It is no accident of history that Henry Poppen came from Kingsbury County, one of the most historical places in South Dakota. The pioneers of that Couteau and prairie land left an indelible heritage of work hard, solving problems, helping your neighbors, and caring about your community. The homesteads of Harvey Dunn and Laura Ingalls Wilder are there, as is the birthplace of Rose Wilder Lane. You can even find the legacy of Jesuit missionary Father Pierre Jean De Smet, the mapmaker Joseph Nicollet, the pathfinder John C. Fremont, the enterprising editor Aubrey Sherwood, and the Nobel Prize winner Ted Schultz.

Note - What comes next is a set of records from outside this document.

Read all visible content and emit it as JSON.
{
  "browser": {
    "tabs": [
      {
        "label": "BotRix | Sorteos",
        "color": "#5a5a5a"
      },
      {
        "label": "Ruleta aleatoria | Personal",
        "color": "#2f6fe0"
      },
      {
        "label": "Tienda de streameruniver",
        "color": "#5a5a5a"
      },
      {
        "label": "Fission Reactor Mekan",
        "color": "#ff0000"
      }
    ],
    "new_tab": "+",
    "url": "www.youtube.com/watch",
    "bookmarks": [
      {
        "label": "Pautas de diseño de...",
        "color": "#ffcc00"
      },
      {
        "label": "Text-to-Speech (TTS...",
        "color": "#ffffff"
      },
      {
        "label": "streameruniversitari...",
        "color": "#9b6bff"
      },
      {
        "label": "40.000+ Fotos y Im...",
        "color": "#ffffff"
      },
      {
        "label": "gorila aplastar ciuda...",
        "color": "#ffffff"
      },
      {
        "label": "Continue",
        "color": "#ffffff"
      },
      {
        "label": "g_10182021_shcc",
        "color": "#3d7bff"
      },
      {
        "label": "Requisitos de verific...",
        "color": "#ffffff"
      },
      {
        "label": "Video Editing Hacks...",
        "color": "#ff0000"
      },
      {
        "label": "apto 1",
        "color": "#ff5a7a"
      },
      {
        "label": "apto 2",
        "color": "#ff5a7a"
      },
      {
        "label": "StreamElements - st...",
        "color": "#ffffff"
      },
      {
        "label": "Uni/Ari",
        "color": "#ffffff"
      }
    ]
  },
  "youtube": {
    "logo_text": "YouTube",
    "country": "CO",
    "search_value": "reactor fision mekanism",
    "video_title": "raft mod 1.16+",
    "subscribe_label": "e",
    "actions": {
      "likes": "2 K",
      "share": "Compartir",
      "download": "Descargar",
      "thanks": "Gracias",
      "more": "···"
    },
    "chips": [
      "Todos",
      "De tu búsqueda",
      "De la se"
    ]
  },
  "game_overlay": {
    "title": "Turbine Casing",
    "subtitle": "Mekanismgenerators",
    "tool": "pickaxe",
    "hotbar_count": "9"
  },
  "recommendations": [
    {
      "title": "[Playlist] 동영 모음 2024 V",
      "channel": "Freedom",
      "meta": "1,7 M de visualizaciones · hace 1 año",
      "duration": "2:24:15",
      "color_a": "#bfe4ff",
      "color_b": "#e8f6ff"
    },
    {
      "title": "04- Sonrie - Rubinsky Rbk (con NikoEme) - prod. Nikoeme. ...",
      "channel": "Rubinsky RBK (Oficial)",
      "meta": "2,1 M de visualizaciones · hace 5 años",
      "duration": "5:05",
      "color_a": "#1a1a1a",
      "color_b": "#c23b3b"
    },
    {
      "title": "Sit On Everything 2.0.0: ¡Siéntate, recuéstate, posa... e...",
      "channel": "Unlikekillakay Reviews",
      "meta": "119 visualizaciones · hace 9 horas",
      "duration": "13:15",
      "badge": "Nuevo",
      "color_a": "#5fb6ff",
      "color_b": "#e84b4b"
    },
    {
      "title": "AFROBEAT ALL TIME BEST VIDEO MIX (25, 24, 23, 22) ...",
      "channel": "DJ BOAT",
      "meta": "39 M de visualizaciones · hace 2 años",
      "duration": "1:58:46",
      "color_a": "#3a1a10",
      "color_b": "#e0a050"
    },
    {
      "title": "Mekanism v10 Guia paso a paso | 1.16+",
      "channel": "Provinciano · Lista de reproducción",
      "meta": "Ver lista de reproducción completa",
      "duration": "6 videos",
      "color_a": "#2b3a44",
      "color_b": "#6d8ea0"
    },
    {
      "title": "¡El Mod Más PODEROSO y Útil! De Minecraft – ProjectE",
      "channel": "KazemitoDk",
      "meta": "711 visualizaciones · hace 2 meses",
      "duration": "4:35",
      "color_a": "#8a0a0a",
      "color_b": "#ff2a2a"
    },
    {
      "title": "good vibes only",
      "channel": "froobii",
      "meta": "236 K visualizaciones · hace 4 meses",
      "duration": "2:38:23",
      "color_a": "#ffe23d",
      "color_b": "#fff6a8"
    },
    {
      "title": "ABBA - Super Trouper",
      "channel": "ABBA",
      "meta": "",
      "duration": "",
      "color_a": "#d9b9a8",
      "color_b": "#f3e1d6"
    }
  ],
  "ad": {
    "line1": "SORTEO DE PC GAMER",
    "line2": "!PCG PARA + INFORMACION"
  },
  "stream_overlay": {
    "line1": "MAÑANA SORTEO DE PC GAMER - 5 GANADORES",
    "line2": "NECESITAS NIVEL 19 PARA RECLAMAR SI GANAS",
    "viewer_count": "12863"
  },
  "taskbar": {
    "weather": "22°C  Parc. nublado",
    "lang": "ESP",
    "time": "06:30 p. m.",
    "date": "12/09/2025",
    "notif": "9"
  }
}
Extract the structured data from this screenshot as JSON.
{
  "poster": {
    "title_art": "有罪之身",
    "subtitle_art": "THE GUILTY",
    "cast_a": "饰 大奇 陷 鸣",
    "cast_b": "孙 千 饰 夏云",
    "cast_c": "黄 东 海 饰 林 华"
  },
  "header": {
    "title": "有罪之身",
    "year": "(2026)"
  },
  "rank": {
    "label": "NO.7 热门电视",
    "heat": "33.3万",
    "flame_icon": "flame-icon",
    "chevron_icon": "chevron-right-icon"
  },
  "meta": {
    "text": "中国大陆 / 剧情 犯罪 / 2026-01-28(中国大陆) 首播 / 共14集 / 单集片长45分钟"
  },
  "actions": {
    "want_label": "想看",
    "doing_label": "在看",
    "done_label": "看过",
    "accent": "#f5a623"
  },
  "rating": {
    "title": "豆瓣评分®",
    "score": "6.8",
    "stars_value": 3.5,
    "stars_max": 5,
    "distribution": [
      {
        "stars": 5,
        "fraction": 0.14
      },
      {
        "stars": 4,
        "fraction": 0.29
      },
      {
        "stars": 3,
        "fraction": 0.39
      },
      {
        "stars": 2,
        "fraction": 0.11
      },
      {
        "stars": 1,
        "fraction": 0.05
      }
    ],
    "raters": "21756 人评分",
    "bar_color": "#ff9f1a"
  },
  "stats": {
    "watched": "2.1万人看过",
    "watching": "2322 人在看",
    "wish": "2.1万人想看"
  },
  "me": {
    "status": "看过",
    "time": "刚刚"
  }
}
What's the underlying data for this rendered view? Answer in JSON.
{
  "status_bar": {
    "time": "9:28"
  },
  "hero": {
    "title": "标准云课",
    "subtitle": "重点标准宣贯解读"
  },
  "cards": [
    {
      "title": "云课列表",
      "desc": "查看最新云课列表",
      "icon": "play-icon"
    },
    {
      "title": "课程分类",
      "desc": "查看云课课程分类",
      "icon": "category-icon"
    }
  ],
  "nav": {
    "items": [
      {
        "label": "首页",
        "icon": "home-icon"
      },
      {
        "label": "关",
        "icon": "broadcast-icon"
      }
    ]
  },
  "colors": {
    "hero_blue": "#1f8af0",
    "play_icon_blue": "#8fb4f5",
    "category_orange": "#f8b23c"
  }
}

Henry will never be famous in the sense that those people are. He was an everyday hero whose unheralded contributions are nonetheless profound. Because of his life’s work, the state he left is much better than the state he found. Henry Poppen was a man on a mission. He did not just come to Pierre; he never forgot that he was sent there, to do a job – the most honorable work in a democratic society – the work of your fellow citizens. And when his work – the people’s work – was done, he quietly went back to his farm.
I am named after my two grandfathers – my name is Tonnis Henry Venhuizen. My son, Henry Raymond Venhuizen, is named after Grandpa Poppen and after Sara’s grandpa, Ray Daugaard. Like Grandpa Poppen and me, Henry at nine years old has also developed a deep interest in history and government.
To the dismay of some, Grandpa Poppen never threw anything away, and I inherited that from him as well – both the habit, and all of the stuff. He saved the Huron Daily Plainsman from the day JFK was shot, and the Argus Leader from the Mickelson plane crash. He also saved many pictures and campaign items – he seems to have loved producing campaign trinkets. Below is a gallery with some pictures of Grandpa Poppen and of some of those items.